There was a question posed by Frank Bruni on America’s simmering stew of identity politics.
He lamented, “Where are the bridges?” in his essay, “I’m a White Man. Hear Me Out (8/13/17)”
His cry was a reference to the single-mindedness of identity politics that are defined as that:
tendency for people of a particular religion, race, social background, etc., to form exclusive political alliances, moving away from traditional broad-based party politics.
Bruni’s question is timely. There have been several polarizing political events in this summer of 2017. Over the weekend, a white supremacists’ march in Charlottesville ended in fatalities. Over the past weeks, there has been heat created by proposed immigration bans and the possible removal of transgender military personnel.
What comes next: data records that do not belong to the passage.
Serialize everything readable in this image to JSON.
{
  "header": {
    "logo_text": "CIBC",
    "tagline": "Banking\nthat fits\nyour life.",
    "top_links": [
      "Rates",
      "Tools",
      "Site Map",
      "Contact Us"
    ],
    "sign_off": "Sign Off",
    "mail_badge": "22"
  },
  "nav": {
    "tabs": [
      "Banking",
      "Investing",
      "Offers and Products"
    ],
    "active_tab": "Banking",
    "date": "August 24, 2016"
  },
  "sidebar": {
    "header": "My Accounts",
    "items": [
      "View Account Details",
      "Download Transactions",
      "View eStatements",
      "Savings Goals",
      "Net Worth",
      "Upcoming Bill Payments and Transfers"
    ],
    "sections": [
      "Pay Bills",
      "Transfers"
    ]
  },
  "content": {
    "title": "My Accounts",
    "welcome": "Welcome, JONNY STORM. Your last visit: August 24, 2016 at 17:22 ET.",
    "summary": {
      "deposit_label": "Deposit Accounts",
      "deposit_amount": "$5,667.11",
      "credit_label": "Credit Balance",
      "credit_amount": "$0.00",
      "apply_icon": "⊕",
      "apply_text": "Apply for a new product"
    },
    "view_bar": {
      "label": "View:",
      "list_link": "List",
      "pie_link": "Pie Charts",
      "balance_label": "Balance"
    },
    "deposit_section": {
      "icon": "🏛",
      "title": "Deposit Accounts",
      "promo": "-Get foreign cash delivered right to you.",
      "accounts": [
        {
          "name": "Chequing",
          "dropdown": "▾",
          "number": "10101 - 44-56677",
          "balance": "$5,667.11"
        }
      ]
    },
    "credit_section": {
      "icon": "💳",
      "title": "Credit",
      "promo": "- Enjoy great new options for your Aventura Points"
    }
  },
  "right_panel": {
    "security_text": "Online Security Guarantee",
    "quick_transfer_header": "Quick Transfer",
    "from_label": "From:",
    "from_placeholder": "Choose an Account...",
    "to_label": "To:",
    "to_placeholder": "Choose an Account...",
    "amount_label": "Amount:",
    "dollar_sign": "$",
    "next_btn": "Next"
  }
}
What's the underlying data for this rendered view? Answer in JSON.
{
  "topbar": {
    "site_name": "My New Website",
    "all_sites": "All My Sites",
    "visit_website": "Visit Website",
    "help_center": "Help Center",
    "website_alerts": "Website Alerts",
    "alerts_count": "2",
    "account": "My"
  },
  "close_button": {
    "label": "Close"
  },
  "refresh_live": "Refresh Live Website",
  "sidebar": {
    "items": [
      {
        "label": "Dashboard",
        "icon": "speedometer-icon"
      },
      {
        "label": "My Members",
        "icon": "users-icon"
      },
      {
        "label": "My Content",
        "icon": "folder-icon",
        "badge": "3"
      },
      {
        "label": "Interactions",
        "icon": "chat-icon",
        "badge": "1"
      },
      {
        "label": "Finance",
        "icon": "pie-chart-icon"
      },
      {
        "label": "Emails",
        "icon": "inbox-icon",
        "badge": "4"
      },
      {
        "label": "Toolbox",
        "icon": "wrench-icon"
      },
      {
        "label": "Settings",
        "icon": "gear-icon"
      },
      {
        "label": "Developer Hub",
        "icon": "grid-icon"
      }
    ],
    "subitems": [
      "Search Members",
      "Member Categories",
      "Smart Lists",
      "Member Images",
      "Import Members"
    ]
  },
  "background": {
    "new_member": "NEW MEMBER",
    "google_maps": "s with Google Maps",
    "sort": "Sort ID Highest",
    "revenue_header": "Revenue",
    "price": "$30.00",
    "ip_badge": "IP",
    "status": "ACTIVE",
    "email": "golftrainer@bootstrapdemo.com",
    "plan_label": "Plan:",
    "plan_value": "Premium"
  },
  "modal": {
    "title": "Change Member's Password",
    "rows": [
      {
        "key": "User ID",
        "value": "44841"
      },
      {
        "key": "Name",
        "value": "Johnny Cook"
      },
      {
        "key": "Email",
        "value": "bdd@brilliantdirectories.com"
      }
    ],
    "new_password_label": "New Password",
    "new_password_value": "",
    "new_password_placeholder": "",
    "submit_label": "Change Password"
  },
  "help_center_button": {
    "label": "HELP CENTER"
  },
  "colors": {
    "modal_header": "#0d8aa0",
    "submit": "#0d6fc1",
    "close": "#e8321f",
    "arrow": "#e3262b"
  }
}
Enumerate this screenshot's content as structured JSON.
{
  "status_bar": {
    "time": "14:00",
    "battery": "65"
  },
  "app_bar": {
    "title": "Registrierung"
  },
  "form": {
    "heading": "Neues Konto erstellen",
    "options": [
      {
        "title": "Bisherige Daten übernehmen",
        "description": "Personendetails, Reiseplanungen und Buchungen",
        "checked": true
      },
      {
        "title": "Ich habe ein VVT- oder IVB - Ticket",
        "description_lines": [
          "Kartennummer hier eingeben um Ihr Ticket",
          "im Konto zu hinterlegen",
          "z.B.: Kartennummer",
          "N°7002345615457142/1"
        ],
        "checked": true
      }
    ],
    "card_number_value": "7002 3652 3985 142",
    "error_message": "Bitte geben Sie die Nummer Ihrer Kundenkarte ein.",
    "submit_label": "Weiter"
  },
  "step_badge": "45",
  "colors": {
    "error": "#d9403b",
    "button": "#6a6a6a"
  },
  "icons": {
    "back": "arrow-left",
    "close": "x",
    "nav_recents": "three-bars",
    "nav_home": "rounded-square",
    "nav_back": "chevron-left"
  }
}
These ingredients have been added to the political goulash that already contained the Black Lives Matter movement, the Blue Lives Movement, and calls for a wall along the nation’s Mexican border. There’s even a dash of Google in an employee’s memo suggesting women are more neurotic than men. At the center of this ferment is a large slab of income inequity.
While the temperature of political discourse is rising, there is no melting of identity politics in America’s great melting pot.
“And where are the bridges?” writes Bruni.
I worry about those bridges; as an educator, I am trained to look for solutions.
I offer one possible low-cost, readily-available solution: reading.
Reading provides the reader the experience of seeing through another’s eyes. That is the definition of empathy. There is research that supports the link between the reading of stories and empathy. Therefore, my response as an educator to Bruni is that the bridges he seeks can be bridges that are built by reading stories.
In short, stories build empathy, and empathy builds bridges.
These bridges are found in narratives, memoirs, autobiographies, and biographies.
These bridges are found in allegories, fables, fairy tales, folk tales, and myths.
These bridges are found in chronicles, records, reports, and serials.
These bridges are found in confessions, contes, and cliffhangers.
These bridges are found in comedies, dramas, tragedies.
These bridges are found in parables, plays, and poetry.
These bridges are found in episodes, sagas, and epics.
The bridges Bruni seeks are built by our collective stories; the bridges can be seen through the points of view developed by empathy.
Thousands upon thousands of bridges exist, and educators can help students see those bridges and cross them through the experience of reading.